---------- Records for processing
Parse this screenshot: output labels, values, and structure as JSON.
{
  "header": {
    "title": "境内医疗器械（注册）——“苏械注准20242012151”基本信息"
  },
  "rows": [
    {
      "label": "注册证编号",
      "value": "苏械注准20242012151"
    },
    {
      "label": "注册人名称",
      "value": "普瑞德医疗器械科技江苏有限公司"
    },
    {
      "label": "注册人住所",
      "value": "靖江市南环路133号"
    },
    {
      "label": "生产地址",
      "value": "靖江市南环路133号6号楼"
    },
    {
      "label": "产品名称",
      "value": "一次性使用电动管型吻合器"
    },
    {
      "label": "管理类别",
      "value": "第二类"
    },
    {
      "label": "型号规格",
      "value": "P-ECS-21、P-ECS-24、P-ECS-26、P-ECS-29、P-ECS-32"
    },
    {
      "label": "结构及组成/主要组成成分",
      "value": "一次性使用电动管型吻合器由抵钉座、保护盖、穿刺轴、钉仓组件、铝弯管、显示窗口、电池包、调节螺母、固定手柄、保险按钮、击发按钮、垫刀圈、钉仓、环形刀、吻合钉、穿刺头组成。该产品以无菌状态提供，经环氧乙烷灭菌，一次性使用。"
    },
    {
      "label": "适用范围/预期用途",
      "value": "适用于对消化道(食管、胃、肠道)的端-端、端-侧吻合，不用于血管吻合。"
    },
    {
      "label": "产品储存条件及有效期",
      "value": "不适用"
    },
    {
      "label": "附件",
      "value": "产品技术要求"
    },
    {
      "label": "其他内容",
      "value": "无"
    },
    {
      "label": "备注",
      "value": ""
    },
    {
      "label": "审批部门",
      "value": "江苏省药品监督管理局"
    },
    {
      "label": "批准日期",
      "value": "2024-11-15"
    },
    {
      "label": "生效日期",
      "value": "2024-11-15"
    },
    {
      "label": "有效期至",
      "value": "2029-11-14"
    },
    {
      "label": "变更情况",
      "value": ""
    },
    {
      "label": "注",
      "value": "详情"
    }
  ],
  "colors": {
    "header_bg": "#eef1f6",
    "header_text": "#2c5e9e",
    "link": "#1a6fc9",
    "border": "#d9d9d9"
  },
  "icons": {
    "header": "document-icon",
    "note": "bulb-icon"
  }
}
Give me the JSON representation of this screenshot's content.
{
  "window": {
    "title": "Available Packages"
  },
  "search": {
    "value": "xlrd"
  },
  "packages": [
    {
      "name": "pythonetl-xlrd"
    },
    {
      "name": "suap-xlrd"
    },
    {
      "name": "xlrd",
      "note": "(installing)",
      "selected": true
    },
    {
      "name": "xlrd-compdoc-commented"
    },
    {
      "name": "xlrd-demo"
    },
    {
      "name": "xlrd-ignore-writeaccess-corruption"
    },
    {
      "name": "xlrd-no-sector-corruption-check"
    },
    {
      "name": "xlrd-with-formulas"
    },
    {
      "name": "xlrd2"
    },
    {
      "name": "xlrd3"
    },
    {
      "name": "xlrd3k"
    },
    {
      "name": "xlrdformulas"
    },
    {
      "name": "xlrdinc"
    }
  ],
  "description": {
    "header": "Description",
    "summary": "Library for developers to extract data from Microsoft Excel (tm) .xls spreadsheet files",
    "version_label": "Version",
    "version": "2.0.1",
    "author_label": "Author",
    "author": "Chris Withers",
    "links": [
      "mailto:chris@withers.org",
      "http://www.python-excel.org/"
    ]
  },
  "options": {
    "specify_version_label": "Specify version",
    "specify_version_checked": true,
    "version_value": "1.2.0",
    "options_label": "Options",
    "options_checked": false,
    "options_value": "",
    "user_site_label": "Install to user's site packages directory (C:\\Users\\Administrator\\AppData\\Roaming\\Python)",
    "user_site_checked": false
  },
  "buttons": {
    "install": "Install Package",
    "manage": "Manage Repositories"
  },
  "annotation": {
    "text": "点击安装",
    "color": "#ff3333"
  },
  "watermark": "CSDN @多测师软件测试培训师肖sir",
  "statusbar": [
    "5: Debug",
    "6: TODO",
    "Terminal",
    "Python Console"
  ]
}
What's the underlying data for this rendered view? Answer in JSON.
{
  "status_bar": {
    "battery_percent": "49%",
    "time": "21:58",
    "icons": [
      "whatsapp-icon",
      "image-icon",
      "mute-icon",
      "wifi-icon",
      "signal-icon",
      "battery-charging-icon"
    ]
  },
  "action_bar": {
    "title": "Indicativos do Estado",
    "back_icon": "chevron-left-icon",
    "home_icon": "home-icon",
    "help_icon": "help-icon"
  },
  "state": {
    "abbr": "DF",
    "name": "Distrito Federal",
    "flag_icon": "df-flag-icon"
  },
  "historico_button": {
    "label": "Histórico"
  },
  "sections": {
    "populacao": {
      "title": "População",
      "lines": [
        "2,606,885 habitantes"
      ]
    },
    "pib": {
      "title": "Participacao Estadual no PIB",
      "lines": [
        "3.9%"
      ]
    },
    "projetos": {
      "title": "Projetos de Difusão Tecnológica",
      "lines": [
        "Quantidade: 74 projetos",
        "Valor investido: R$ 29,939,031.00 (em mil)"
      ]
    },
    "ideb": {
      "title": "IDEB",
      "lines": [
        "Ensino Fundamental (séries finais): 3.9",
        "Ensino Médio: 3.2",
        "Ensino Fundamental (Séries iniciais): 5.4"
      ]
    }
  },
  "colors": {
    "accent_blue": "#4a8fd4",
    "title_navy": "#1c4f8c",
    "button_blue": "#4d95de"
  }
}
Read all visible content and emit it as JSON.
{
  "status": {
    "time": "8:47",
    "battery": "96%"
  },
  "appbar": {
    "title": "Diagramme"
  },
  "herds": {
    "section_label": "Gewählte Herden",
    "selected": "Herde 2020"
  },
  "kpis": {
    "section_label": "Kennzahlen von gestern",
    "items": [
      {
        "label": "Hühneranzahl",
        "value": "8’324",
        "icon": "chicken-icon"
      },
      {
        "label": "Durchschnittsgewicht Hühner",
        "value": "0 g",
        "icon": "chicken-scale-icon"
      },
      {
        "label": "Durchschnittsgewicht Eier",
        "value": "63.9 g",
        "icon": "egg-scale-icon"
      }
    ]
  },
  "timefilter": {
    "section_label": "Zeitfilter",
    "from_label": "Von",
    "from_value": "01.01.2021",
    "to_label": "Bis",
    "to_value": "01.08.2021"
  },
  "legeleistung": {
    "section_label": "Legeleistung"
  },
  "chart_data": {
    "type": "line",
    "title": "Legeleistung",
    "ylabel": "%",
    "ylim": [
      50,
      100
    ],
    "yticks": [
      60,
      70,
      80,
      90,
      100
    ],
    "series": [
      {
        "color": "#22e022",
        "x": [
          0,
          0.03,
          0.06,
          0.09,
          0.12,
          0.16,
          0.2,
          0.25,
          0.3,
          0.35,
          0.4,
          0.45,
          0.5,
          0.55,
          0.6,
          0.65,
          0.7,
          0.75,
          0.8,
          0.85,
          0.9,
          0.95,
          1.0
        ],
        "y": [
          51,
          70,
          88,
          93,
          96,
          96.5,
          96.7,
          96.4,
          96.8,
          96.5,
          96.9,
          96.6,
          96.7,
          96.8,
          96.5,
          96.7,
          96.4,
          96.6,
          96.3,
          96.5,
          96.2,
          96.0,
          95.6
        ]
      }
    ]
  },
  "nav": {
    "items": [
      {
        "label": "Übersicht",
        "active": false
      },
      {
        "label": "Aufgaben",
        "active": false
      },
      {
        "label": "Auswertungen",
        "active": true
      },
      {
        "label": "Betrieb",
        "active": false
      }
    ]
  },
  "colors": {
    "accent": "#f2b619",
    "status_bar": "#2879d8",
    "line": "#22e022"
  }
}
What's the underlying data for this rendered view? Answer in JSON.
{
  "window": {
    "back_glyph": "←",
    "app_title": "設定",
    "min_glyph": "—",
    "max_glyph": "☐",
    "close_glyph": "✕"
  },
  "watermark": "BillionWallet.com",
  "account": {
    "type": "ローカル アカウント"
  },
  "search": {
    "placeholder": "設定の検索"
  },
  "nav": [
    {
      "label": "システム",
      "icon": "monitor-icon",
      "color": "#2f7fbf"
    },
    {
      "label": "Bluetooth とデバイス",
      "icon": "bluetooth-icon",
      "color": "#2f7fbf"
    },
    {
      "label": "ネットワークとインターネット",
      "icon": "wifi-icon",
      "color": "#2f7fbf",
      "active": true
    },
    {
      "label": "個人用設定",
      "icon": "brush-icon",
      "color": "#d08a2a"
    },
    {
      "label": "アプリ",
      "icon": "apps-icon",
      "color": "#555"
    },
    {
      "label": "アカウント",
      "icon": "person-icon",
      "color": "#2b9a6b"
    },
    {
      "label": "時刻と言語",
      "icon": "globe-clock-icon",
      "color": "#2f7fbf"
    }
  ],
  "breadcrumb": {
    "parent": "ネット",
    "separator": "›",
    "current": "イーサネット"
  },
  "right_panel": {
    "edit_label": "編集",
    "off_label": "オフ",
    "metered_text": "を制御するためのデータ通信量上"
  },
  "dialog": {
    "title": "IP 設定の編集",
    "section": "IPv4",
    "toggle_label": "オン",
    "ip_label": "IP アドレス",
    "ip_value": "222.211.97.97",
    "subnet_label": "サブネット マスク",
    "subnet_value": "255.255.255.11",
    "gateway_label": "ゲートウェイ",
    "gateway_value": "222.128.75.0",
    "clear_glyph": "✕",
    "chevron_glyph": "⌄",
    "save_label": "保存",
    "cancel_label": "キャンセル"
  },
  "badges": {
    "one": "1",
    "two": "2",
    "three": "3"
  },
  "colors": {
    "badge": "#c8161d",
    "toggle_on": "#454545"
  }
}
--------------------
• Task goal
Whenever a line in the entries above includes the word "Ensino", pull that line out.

• Completed exercise
        "Ensino Fundamental (séries finais): 3.9",
        "Ensino Médio: 3.2",
        "Ensino Fundamental (Séries iniciais): 5.4"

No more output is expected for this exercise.